But before making it to New Zealand, the Fun Sway foundered during a typhoon. Lane limped it back to Bandon, left it moored there and walked away, never to see the boat again. Later, he moved from the area. Meanwhile, the boat sat in the boat basin until the port finally considered it derelict. A man claimed the boat and paid moorage but couldn't insure the vessel. Former Port of Bandon General Manager Gina Dearth wanted the boat out of the boat basin but couldn't get it out of the water without considerable expense.
That's when Kraynik came to the rescue. At request of the Port, he removed the boat from the boat basin. During the process, he became friends with the owner. Eventually, ownership was transferred to Kraynik on Jan. 1 of this year. He moved the Fun Sway to Charleston and, with some boat building experience in his background, began repairing and re-outfitting it into a motor yacht, specifically for six-passenger tours.
At the same time, Kraynik worked toward and earned his U.S. Coast Guard six-passenger license, or Operator of Uninspected Passenger Vessel six-pack. An OUPV license is what most fishing guides in local rivers hold to take people on fishing trips.

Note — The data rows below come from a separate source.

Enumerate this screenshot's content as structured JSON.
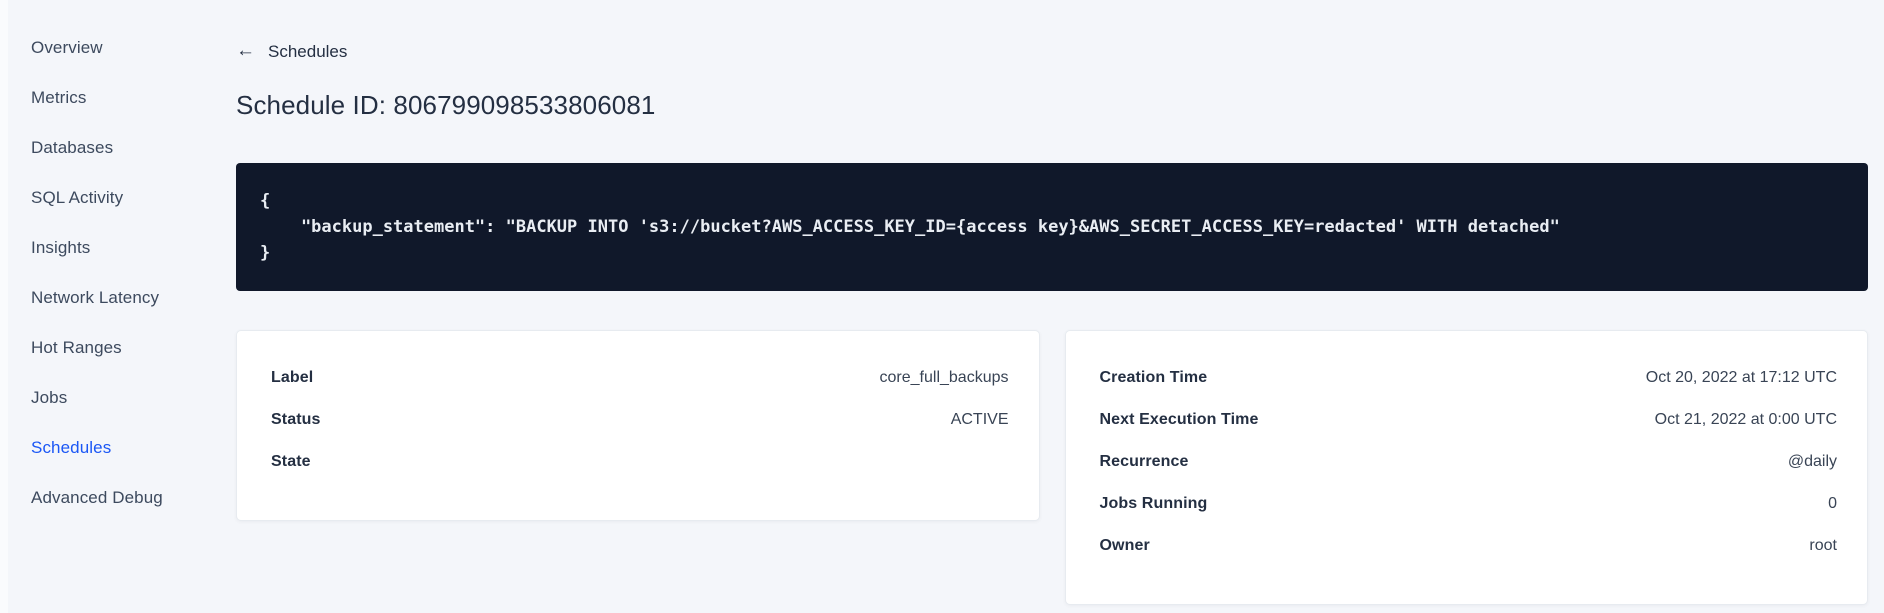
{
  "sidebar": {
    "items": [
      {
        "label": "Overview",
        "active": false
      },
      {
        "label": "Metrics",
        "active": false
      },
      {
        "label": "Databases",
        "active": false
      },
      {
        "label": "SQL Activity",
        "active": false
      },
      {
        "label": "Insights",
        "active": false
      },
      {
        "label": "Network Latency",
        "active": false
      },
      {
        "label": "Hot Ranges",
        "active": false
      },
      {
        "label": "Jobs",
        "active": false
      },
      {
        "label": "Schedules",
        "active": true
      },
      {
        "label": "Advanced Debug",
        "active": false
      }
    ]
  },
  "header": {
    "back_arrow": "←",
    "back_label": "Schedules",
    "title": "Schedule ID: 806799098533806081"
  },
  "code": {
    "lines": [
      "{",
      "    \"backup_statement\": \"BACKUP INTO 's3://bucket?AWS_ACCESS_KEY_ID={access key}&AWS_SECRET_ACCESS_KEY=redacted' WITH detached\"",
      "}"
    ]
  },
  "details_card": {
    "rows": [
      {
        "label": "Label",
        "value": "core_full_backups"
      },
      {
        "label": "Status",
        "value": "ACTIVE"
      },
      {
        "label": "State",
        "value": ""
      }
    ]
  },
  "schedule_card": {
    "rows": [
      {
        "label": "Creation Time",
        "value": "Oct 20, 2022 at 17:12 UTC"
      },
      {
        "label": "Next Execution Time",
        "value": "Oct 21, 2022 at 0:00 UTC"
      },
      {
        "label": "Recurrence",
        "value": "@daily"
      },
      {
        "label": "Jobs Running",
        "value": "0"
      },
      {
        "label": "Owner",
        "value": "root"
      }
    ]
  },
  "colors": {
    "accent_blue": "#1b57f5",
    "sidebar_text": "#3d4a5e",
    "heading_text": "#242f42",
    "code_background": "#10182a",
    "code_text": "#e9edf3",
    "page_background": "#f4f6fa",
    "card_background": "#ffffff"
  }
}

It took several months for Kraynik, with a little help from his friends, to complete the renovation. He found insurance with the help of Jesse Sweet of Sweet Insurance. The boat was christened by Nicole with a bottle of champagne on Mother's Day, May 13. Then they had to wait for good weather to move the boat from Charleston to the Coquille River.
Now he's ready to cruise. The boat took its first tour on June 18.

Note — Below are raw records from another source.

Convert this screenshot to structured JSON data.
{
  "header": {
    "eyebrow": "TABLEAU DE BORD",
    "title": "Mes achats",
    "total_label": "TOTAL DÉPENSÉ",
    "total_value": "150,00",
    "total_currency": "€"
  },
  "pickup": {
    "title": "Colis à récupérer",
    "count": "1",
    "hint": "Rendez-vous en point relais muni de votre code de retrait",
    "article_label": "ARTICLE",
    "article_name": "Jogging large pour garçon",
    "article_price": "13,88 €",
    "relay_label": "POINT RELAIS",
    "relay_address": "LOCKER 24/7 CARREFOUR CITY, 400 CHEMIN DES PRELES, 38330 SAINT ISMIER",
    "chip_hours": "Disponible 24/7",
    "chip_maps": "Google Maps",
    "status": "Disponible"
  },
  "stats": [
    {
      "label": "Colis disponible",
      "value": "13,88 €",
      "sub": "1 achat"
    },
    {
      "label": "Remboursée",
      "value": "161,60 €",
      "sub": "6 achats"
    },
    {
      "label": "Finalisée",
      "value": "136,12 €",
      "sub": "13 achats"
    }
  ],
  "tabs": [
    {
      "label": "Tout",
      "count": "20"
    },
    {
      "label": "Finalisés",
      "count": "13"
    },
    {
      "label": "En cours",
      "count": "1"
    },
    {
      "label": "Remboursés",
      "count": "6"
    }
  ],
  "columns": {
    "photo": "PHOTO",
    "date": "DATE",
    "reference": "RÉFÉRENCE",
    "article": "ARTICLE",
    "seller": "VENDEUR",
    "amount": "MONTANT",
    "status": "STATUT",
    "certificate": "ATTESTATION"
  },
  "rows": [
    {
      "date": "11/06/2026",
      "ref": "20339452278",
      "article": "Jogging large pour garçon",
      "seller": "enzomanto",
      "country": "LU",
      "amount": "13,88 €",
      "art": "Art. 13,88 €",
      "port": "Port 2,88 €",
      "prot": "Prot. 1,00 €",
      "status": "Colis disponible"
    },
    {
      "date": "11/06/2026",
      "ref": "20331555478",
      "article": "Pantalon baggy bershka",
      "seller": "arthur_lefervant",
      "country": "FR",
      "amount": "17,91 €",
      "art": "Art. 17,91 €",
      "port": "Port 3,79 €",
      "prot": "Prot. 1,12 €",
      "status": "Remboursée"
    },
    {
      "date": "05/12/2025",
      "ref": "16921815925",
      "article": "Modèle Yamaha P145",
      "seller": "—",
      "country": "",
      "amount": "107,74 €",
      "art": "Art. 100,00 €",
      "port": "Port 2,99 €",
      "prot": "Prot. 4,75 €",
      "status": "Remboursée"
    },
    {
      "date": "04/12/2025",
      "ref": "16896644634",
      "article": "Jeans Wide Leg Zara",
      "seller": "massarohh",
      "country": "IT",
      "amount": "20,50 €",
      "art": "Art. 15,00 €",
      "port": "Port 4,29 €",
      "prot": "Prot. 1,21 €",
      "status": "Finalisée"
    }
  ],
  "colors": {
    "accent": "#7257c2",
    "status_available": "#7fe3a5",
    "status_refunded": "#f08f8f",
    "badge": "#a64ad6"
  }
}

From Old Town Bandon, Kraynik will take customers on leisurely 2.5 hour cruises on the lower Coquille River, heading first toward the Coquille River Lighthouse, then turning and going upriver, through areas of exceptional beauty with glimpses of wildlife. While on the cruise, passengers will learn about the once-thriving commerce that operated along the river. Tours are $60 per person.

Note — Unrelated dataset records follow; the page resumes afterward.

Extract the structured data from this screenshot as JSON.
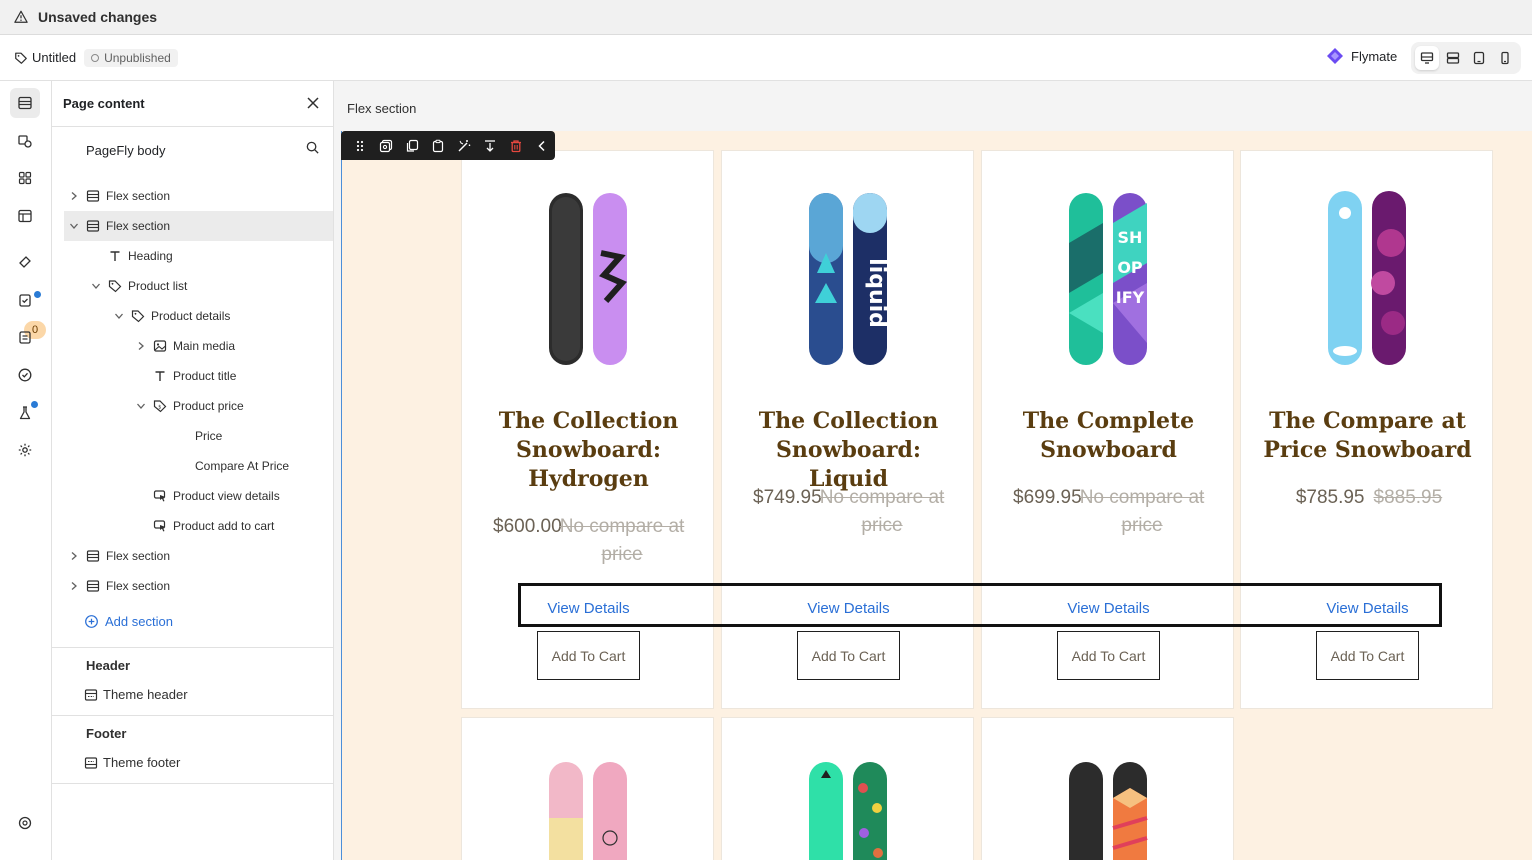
{
  "top_bar": {
    "status_text": "Unsaved changes"
  },
  "header": {
    "page_name": "Untitled",
    "status_badge": "Unpublished",
    "app_name": "Flymate"
  },
  "rail": {
    "notification_count": "0"
  },
  "panel": {
    "title": "Page content",
    "body_label": "PageFly body",
    "tree": [
      {
        "label": "Flex section",
        "icon": "section-icon",
        "expanded": false
      },
      {
        "label": "Flex section",
        "icon": "section-icon",
        "expanded": true,
        "selected": true
      },
      {
        "label": "Heading",
        "icon": "text-icon"
      },
      {
        "label": "Product list",
        "icon": "tag-icon",
        "expanded": true
      },
      {
        "label": "Product details",
        "icon": "tag-icon",
        "expanded": true
      },
      {
        "label": "Main media",
        "icon": "image-icon",
        "expanded": false
      },
      {
        "label": "Product title",
        "icon": "text-icon"
      },
      {
        "label": "Product price",
        "icon": "price-icon",
        "expanded": true
      },
      {
        "label": "Price"
      },
      {
        "label": "Compare At Price"
      },
      {
        "label": "Product view details",
        "icon": "cursor-icon"
      },
      {
        "label": "Product add to cart",
        "icon": "cursor-icon"
      },
      {
        "label": "Flex section",
        "icon": "section-icon",
        "expanded": false
      },
      {
        "label": "Flex section",
        "icon": "section-icon",
        "expanded": false
      }
    ],
    "add_section_label": "Add section",
    "header_group": {
      "title": "Header",
      "item": "Theme header"
    },
    "footer_group": {
      "title": "Footer",
      "item": "Theme footer"
    }
  },
  "canvas": {
    "section_label": "Flex section",
    "products": [
      {
        "title": "The Collection Snowboard: Hydrogen",
        "price": "$600.00",
        "compare": "No compare at price",
        "view_details": "View Details",
        "add_to_cart": "Add To Cart"
      },
      {
        "title": "The Collection Snowboard: Liquid",
        "price": "$749.95",
        "compare": "No compare at price",
        "view_details": "View Details",
        "add_to_cart": "Add To Cart"
      },
      {
        "title": "The Complete Snowboard",
        "price": "$699.95",
        "compare": "No compare at price",
        "view_details": "View Details",
        "add_to_cart": "Add To Cart"
      },
      {
        "title": "The Compare at Price Snowboard",
        "price": "$785.95",
        "compare": "$885.95",
        "view_details": "View Details",
        "add_to_cart": "Add To Cart"
      }
    ]
  },
  "colors": {
    "accent_blue": "#2a6fd6",
    "title_brown": "#5a3d10",
    "canvas_bg": "#fdf1e2",
    "toolbar_bg": "#1f1f1f",
    "delete_red": "#e5483f"
  }
}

"History is a passion of mine, so I'm thrilled to converge my love of boats and history," Kraynik said.
The boat has a bathroom and a spacious cabin, so even if the weather turns, passengers can enjoy the ride. The Fun Sway can't go upriver too far because it can't navigate well in shallow water. But there's still plenty of scenery and history in the lower river. Passengers are encouraged to bring on board their own meal and beverages, from home or purchased at one of the local eateries, and enjoy and imbibe while underway. All members of any local historical society get a 10-percent discount.
Kraynik can even officiate weddings on board. And the Fun Sway is available for a tour on the Fourth of July.
He's considering moving the Fun Sway to the Coos Bay waterfront during the winter months and giving tours there as well.
When Kraynik isn't tooling around on the Fun Sway, he's building docks and marina infrastructure. He's also worked with the coordinators of the Coquille Water Trail, an Oregon Coast Visitors Association project seeking to provide more on-river opportunities.
Kraynik is still dreaming.
"My dream is to have an old-timey style passenger boat to go to Coquille," (patterned after old sternwheeler boats but made with an aluminum hull), he said. "I hope what I'm doing grows into something that will make runs to Coquille. But for now I'm just thrilled that I can do this on a historic boat."
For more information and to reserve a spot on the Fun Sway, call Kraynik at 541-999-6575 or visit his Facebook page: FUN SWAY, or book at https://www.southcoasttours.net/. A Fun Sway website is under construction.